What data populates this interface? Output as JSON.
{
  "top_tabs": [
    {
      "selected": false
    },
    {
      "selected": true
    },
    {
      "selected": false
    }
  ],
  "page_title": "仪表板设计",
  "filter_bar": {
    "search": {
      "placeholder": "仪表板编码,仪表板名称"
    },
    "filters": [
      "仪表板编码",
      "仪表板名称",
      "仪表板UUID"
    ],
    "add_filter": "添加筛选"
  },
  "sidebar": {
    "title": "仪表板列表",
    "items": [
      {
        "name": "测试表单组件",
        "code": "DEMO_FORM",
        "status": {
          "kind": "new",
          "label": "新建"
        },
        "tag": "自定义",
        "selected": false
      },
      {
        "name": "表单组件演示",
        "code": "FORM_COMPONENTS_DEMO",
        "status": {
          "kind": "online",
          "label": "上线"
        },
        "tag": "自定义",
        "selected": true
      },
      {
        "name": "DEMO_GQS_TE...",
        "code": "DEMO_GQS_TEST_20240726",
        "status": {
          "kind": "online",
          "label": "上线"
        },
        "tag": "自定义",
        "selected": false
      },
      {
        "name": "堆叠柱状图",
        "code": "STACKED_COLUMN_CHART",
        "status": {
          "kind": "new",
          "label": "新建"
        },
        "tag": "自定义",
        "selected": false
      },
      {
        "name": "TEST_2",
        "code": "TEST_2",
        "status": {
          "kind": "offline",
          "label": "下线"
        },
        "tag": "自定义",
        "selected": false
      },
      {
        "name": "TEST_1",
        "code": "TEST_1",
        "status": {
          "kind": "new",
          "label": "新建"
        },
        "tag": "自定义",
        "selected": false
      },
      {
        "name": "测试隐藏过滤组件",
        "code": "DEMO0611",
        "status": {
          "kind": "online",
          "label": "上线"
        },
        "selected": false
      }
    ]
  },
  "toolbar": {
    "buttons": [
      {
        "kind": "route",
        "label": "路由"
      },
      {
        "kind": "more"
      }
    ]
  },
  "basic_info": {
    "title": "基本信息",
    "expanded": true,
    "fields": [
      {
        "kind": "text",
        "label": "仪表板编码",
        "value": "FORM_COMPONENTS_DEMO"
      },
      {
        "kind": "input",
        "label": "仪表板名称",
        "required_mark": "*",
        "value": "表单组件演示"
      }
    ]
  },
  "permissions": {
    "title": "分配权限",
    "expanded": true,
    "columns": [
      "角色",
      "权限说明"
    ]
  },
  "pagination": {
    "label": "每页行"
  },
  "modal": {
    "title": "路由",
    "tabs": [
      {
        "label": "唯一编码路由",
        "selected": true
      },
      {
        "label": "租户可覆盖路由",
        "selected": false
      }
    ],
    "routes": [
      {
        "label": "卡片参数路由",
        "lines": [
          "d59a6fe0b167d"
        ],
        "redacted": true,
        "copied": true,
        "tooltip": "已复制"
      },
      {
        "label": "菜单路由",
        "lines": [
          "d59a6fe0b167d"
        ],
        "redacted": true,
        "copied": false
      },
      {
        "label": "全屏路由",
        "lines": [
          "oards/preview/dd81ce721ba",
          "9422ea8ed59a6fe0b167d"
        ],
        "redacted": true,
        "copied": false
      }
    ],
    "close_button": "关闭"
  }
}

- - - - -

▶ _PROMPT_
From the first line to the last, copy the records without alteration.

▶ _RESPONSE_
What data populates this interface? Output as JSON.
{
  "top_tabs": [
    {
      "selected": false
    },
    {
      "selected": true
    },
    {
      "selected": false
    }
  ],
  "page_title": "仪表板设计",
  "filter_bar": {
    "search": {
      "placeholder": "仪表板编码,仪表板名称"
    },
    "filters": [
      "仪表板编码",
      "仪表板名称",
      "仪表板UUID"
    ],
    "add_filter": "添加筛选"
  },
  "sidebar": {
    "title": "仪表板列表",
    "items": [
      {
        "name": "测试表单组件",
        "code": "DEMO_FORM",
        "status": {
          "kind": "new",
          "label": "新建"
        },
        "tag": "自定义",
        "selected": false
      },
      {
        "name": "表单组件演示",
        "code": "FORM_COMPONENTS_DEMO",
        "status": {
          "kind": "online",
          "label": "上线"
        },
        "tag": "自定义",
        "selected": true
      },
      {
        "name": "DEMO_GQS_TE...",
        "code": "DEMO_GQS_TEST_20240726",
        "status": {
          "kind": "online",
          "label": "上线"
        },
        "tag": "自定义",
        "selected": false
      },
      {
        "name": "堆叠柱状图",
        "code": "STACKED_COLUMN_CHART",
        "status": {
          "kind": "new",
          "label": "新建"
        },
        "tag": "自定义",
        "selected": false
      },
      {
        "name": "TEST_2",
        "code": "TEST_2",
        "status": {
          "kind": "offline",
          "label": "下线"
        },
        "tag": "自定义",
        "selected": false
      },
      {
        "name": "TEST_1",
        "code": "TEST_1",
        "status": {
          "kind": "new",
          "label": "新建"
        },
        "tag": "自定义",
        "selected": false
      },
      {
        "name": "测试隐藏过滤组件",
        "code": "DEMO0611",
        "status": {
          "kind": "online",
          "label": "上线"
        },
        "selected": false
      }
    ]
  },
  "toolbar": {
    "buttons": [
      {
        "kind": "route",
        "label": "路由"
      },
      {
        "kind": "more"
      }
    ]
  },
  "basic_info": {
    "title": "基本信息",
    "expanded": true,
    "fields": [
      {
        "kind": "text",
        "label": "仪表板编码",
        "value": "FORM_COMPONENTS_DEMO"
      },
      {
        "kind": "input",
        "label": "仪表板名称",
        "required_mark": "*",
        "value": "表单组件演示"
      }
    ]
  },
  "permissions": {
    "title": "分配权限",
    "expanded": true,
    "columns": [
      "角色",
      "权限说明"
    ]
  },
  "pagination": {
    "label": "每页行"
  },
  "modal": {
    "title": "路由",
    "tabs": [
      {
        "label": "唯一编码路由",
        "selected": true
      },
      {
        "label": "租户可覆盖路由",
        "selected": false
      }
    ],
    "routes": [
      {
        "label": "卡片参数路由",
        "lines": [
          "d59a6fe0b167d"
        ],
        "redacted": true,
        "copied": true,
        "tooltip": "已复制"
      },
      {
        "label": "菜单路由",
        "lines": [
          "d59a6fe0b167d"
        ],
        "redacted": true,
        "copied": false
      },
      {
        "label": "全屏路由",
        "lines": [
          "oards/preview/dd81ce721ba",
          "9422ea8ed59a6fe0b167d"
        ],
        "redacted": true,
        "copied": false
      }
    ],
    "close_button": "关闭"
  }
}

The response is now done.